# Problem to work on
What lines of the material below include the string "Identify"? Copy all of them.

# Provided material
[Start of Attachment]

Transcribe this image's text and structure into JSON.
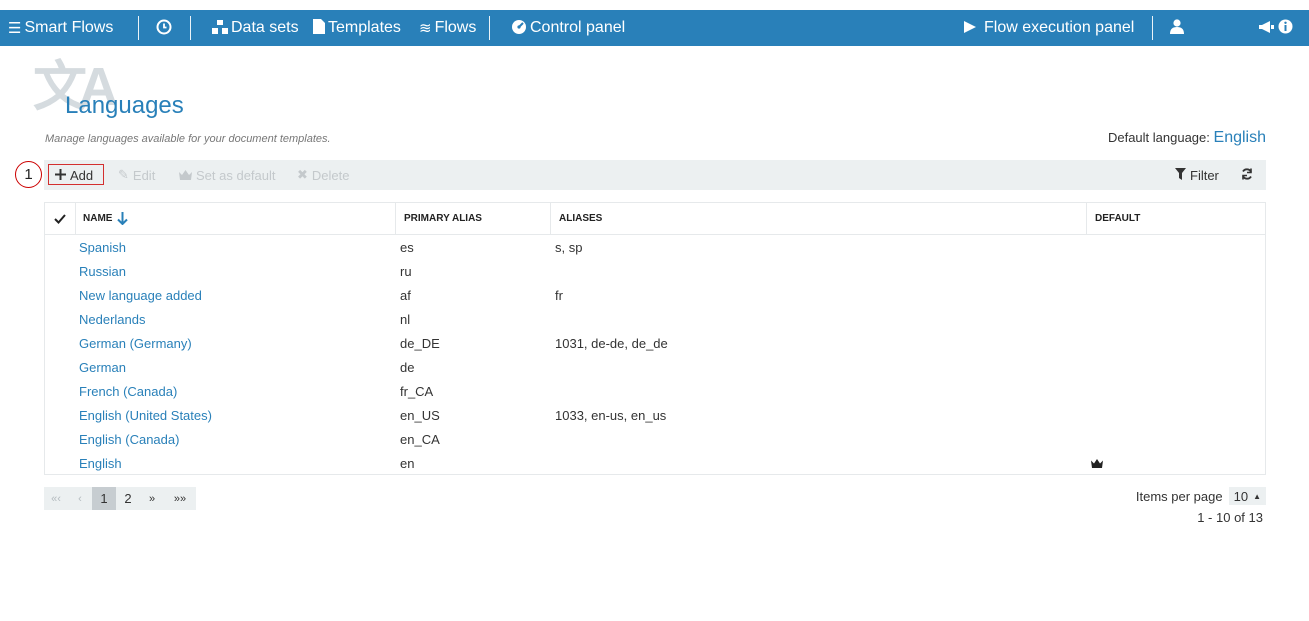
{
  "nav": {
    "brand": "Smart Flows",
    "datasets": "Data sets",
    "templates": "Templates",
    "flows": "Flows",
    "control_panel": "Control panel",
    "execution_panel": "Flow execution panel"
  },
  "page": {
    "title": "Languages",
    "subtitle": "Manage languages available for your document templates.",
    "default_language_label": "Default language:",
    "default_language_value": "English"
  },
  "toolbar": {
    "step": "1",
    "add": "Add",
    "edit": "Edit",
    "set_default": "Set as default",
    "delete": "Delete",
    "filter": "Filter"
  },
  "table": {
    "columns": [
      "Name",
      "Primary alias",
      "Aliases",
      "Default"
    ],
    "rows": [
      {
        "name": "Spanish",
        "primary": "es",
        "aliases": "s, sp",
        "default": ""
      },
      {
        "name": "Russian",
        "primary": "ru",
        "aliases": "",
        "default": ""
      },
      {
        "name": "New language added",
        "primary": "af",
        "aliases": "fr",
        "default": ""
      },
      {
        "name": "Nederlands",
        "primary": "nl",
        "aliases": "",
        "default": ""
      },
      {
        "name": "German (Germany)",
        "primary": "de_DE",
        "aliases": "1031, de-de, de_de",
        "default": ""
      },
      {
        "name": "German",
        "primary": "de",
        "aliases": "",
        "default": ""
      },
      {
        "name": "French (Canada)",
        "primary": "fr_CA",
        "aliases": "",
        "default": ""
      },
      {
        "name": "English (United States)",
        "primary": "en_US",
        "aliases": "1033, en-us, en_us",
        "default": ""
      },
      {
        "name": "English (Canada)",
        "primary": "en_CA",
        "aliases": "",
        "default": ""
      },
      {
        "name": "English",
        "primary": "en",
        "aliases": "",
        "default": "crown-icon"
      }
    ]
  },
  "pager": {
    "first": "«‹",
    "prev": "‹",
    "pages": [
      "1",
      "2"
    ],
    "next": "»",
    "last": "»»",
    "items_per_page_label": "Items per page",
    "items_per_page_value": "10",
    "range": "1 - 10 of 13"
  },
  "colors": {
    "brand": "#2980b9",
    "toolbar_bg": "#ecf0f1",
    "highlight": "#d32f2f"
  }
}
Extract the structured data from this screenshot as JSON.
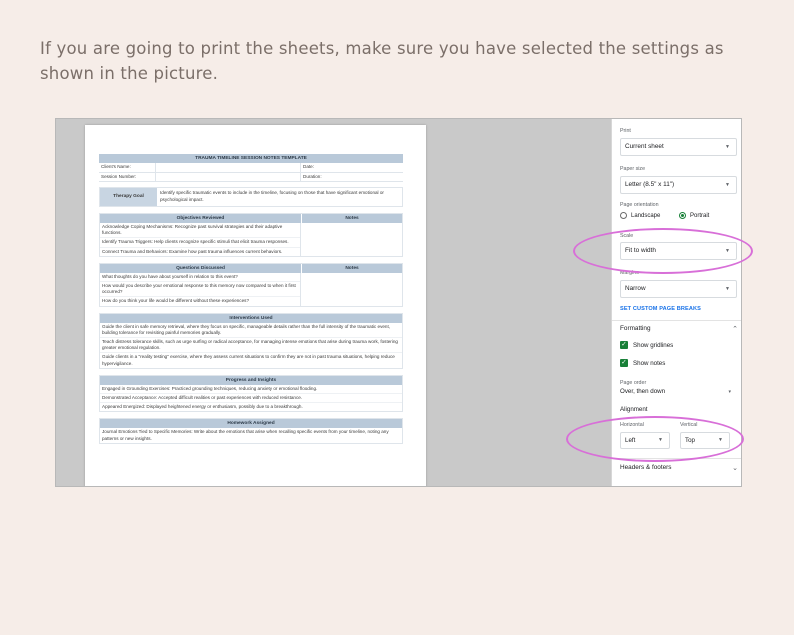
{
  "instruction": "If you are going to print the sheets, make sure you have selected the settings as shown in the picture.",
  "document": {
    "title": "TRAUMA TIMELINE SESSION NOTES TEMPLATE",
    "client_label": "Client's Name:",
    "date_label": "Date:",
    "session_label": "Session Number:",
    "duration_label": "Duration:",
    "goal_label": "Therapy Goal",
    "goal_text": "Identify specific traumatic events to include in the timeline, focusing on those that have significant emotional or psychological impact.",
    "objectives_header": "Objectives Reviewed",
    "notes_header": "Notes",
    "objectives": [
      "Acknowledge Coping Mechanisms: Recognize past survival strategies and their adaptive functions.",
      "Identify Trauma Triggers: Help clients recognize specific stimuli that elicit trauma responses.",
      "Connect Trauma and Behaviors: Examine how past trauma influences current behaviors."
    ],
    "questions_header": "Questions Discussed",
    "questions": [
      "What thoughts do you have about yourself in relation to this event?",
      "How would you describe your emotional response to this memory now compared to when it first occurred?",
      "How do you think your life would be different without these experiences?"
    ],
    "interventions_header": "Interventions Used",
    "interventions": [
      "Guide the client in safe memory retrieval, where they focus on specific, manageable details rather than the full intensity of the traumatic event, building tolerance for revisiting painful memories gradually.",
      "Teach distress tolerance skills, such as urge surfing or radical acceptance, for managing intense emotions that arise during trauma work, fostering greater emotional regulation.",
      "Guide clients in a \"reality testing\" exercise, where they assess current situations to confirm they are not in past trauma situations, helping reduce hypervigilance."
    ],
    "progress_header": "Progress and Insights",
    "progress": [
      "Engaged in Grounding Exercises: Practiced grounding techniques, reducing anxiety or emotional flooding.",
      "Demonstrated Acceptance: Accepted difficult realities or past experiences with reduced resistance.",
      "Appeared Energized: Displayed heightened energy or enthusiasm, possibly due to a breakthrough."
    ],
    "homework_header": "Homework Assigned",
    "homework": [
      "Journal Emotions Tied to Specific Memories: Write about the emotions that arise when recalling specific events from your timeline, noting any patterns or new insights."
    ]
  },
  "settings": {
    "print_label": "Print",
    "print_value": "Current sheet",
    "paper_size_label": "Paper size",
    "paper_size_value": "Letter (8.5\" x 11\")",
    "orientation_label": "Page orientation",
    "landscape": "Landscape",
    "portrait": "Portrait",
    "orientation_selected": "Portrait",
    "scale_label": "Scale",
    "scale_value": "Fit to width",
    "margins_label": "Margins",
    "margins_value": "Narrow",
    "custom_breaks": "SET CUSTOM PAGE BREAKS",
    "formatting": "Formatting",
    "show_gridlines": "Show gridlines",
    "show_notes": "Show notes",
    "gridlines_checked": true,
    "notes_checked": true,
    "page_order_label": "Page order",
    "page_order_value": "Over, then down",
    "alignment": "Alignment",
    "horizontal_label": "Horizontal",
    "horizontal_value": "Left",
    "vertical_label": "Vertical",
    "vertical_value": "Top",
    "headers_footers": "Headers & footers"
  },
  "colors": {
    "highlight": "#d86fd8",
    "accent_green": "#188038",
    "link_blue": "#1a73e8",
    "band_blue": "#b9c9d9"
  }
}
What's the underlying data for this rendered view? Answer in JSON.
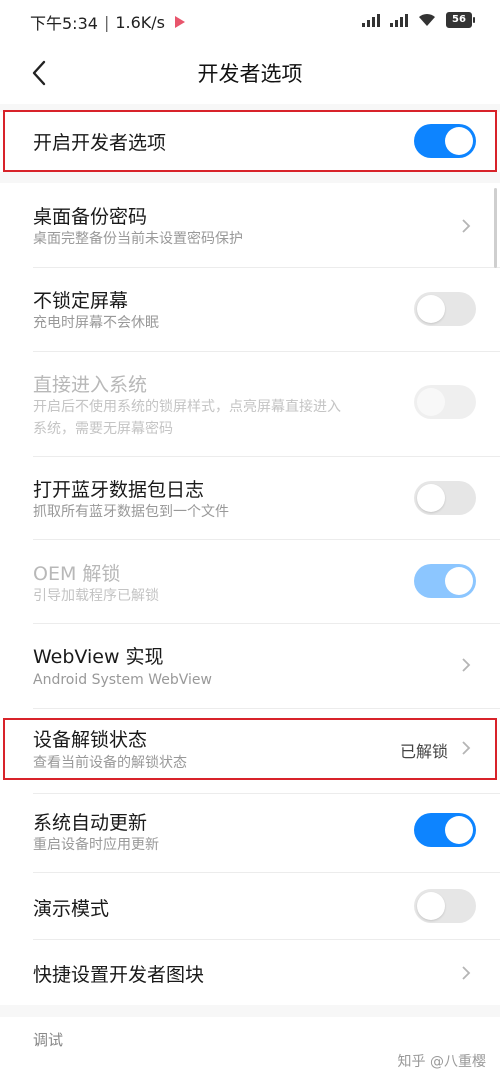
{
  "status_bar": {
    "time": "下午5:34",
    "separator": "|",
    "speed": "1.6K/s",
    "battery": "56"
  },
  "header": {
    "title": "开发者选项"
  },
  "developer_toggle": {
    "label": "开启开发者选项",
    "state": "on"
  },
  "settings": [
    {
      "title": "桌面备份密码",
      "subtitle": "桌面完整备份当前未设置密码保护",
      "control": "chevron"
    },
    {
      "title": "不锁定屏幕",
      "subtitle": "充电时屏幕不会休眠",
      "control": "toggle",
      "state": "off"
    },
    {
      "title": "直接进入系统",
      "subtitle": "开启后不使用系统的锁屏样式，点亮屏幕直接进入系统，需要无屏幕密码",
      "subtitle_line1": "开启后不使用系统的锁屏样式，点亮屏幕直接进入",
      "subtitle_line2": "系统，需要无屏幕密码",
      "control": "toggle",
      "state": "off",
      "disabled": true
    },
    {
      "title": "打开蓝牙数据包日志",
      "subtitle": "抓取所有蓝牙数据包到一个文件",
      "control": "toggle",
      "state": "off"
    },
    {
      "title": "OEM 解锁",
      "subtitle": "引导加载程序已解锁",
      "control": "toggle",
      "state": "on",
      "disabled": true
    },
    {
      "title": "WebView 实现",
      "subtitle": "Android System WebView",
      "control": "chevron"
    },
    {
      "title": "设备解锁状态",
      "subtitle": "查看当前设备的解锁状态",
      "control": "chevron",
      "value": "已解锁"
    },
    {
      "title": "系统自动更新",
      "subtitle": "重启设备时应用更新",
      "control": "toggle",
      "state": "on"
    },
    {
      "title": "演示模式",
      "control": "toggle",
      "state": "off"
    },
    {
      "title": "快捷设置开发者图块",
      "control": "chevron"
    }
  ],
  "debug_section": {
    "header": "调试"
  },
  "watermark": "知乎 @八重樱",
  "colors": {
    "accent": "#0d84ff",
    "highlight": "#d8232a"
  }
}
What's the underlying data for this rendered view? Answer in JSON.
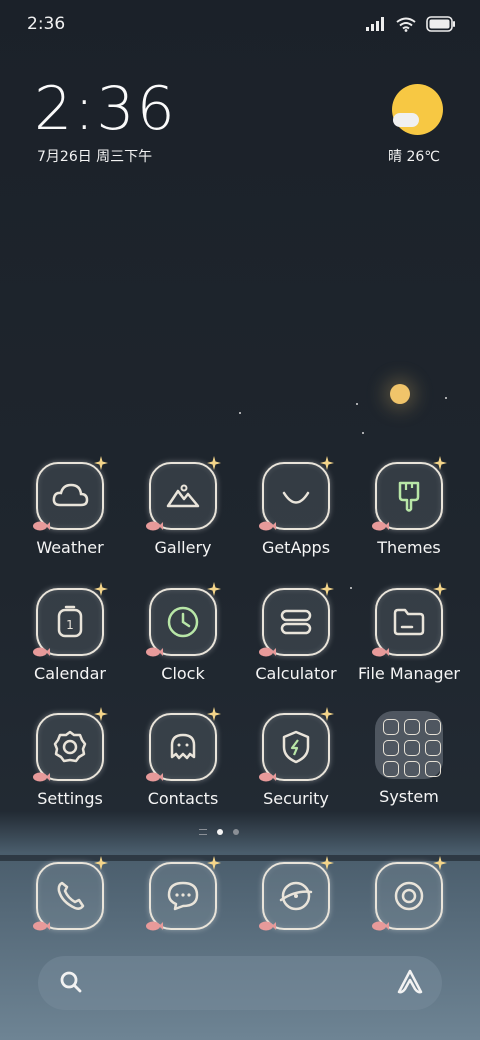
{
  "status_bar": {
    "time": "2:36"
  },
  "clock_widget": {
    "time": "2:36",
    "date": "7月26日 周三下午"
  },
  "weather_widget": {
    "condition_temp": "晴 26℃"
  },
  "apps": [
    {
      "label": "Weather",
      "icon": "cloud-icon"
    },
    {
      "label": "Gallery",
      "icon": "mountain-icon"
    },
    {
      "label": "GetApps",
      "icon": "smile-icon"
    },
    {
      "label": "Themes",
      "icon": "brush-icon"
    },
    {
      "label": "Calendar",
      "icon": "calendar-icon",
      "day": "1"
    },
    {
      "label": "Clock",
      "icon": "clock-icon"
    },
    {
      "label": "Calculator",
      "icon": "calculator-icon"
    },
    {
      "label": "File Manager",
      "icon": "folder-icon"
    },
    {
      "label": "Settings",
      "icon": "gear-icon"
    },
    {
      "label": "Contacts",
      "icon": "contacts-icon"
    },
    {
      "label": "Security",
      "icon": "shield-icon"
    },
    {
      "label": "System",
      "icon": "folder-grid-icon"
    }
  ],
  "dock": [
    {
      "icon": "phone-icon"
    },
    {
      "icon": "messages-icon"
    },
    {
      "icon": "browser-icon"
    },
    {
      "icon": "camera-icon"
    }
  ],
  "colors": {
    "sun": "#f7c843",
    "icon_outline": "#e9e4da",
    "background": "#1f262e"
  }
}
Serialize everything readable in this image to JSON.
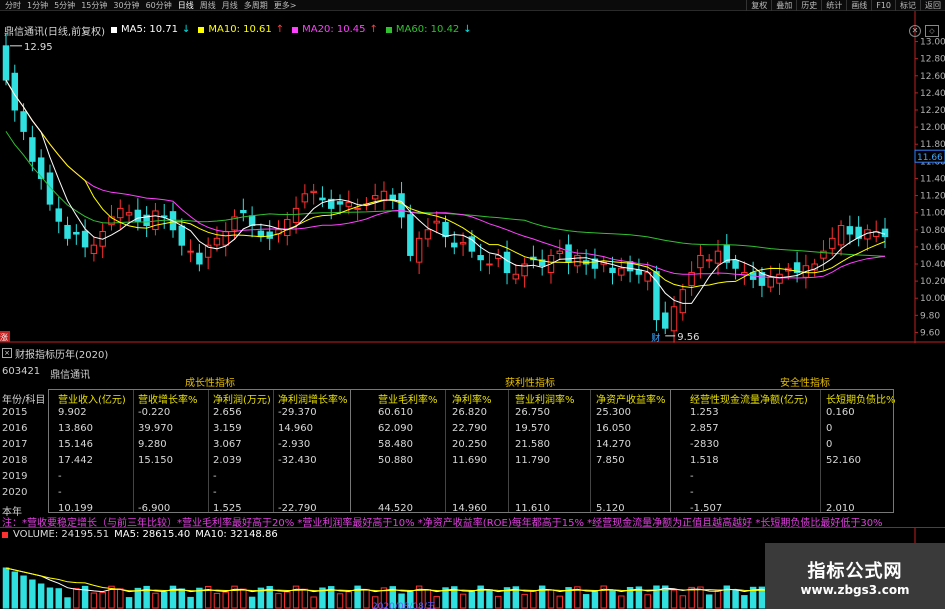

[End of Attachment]

# Output
    "goal_text": "Identify specific traumatic events to include in the timeline, focusing on those that have significant emotional or psychological impact.",
      "Identify Trauma Triggers: Help clients recognize specific stimuli that elicit trauma responses.",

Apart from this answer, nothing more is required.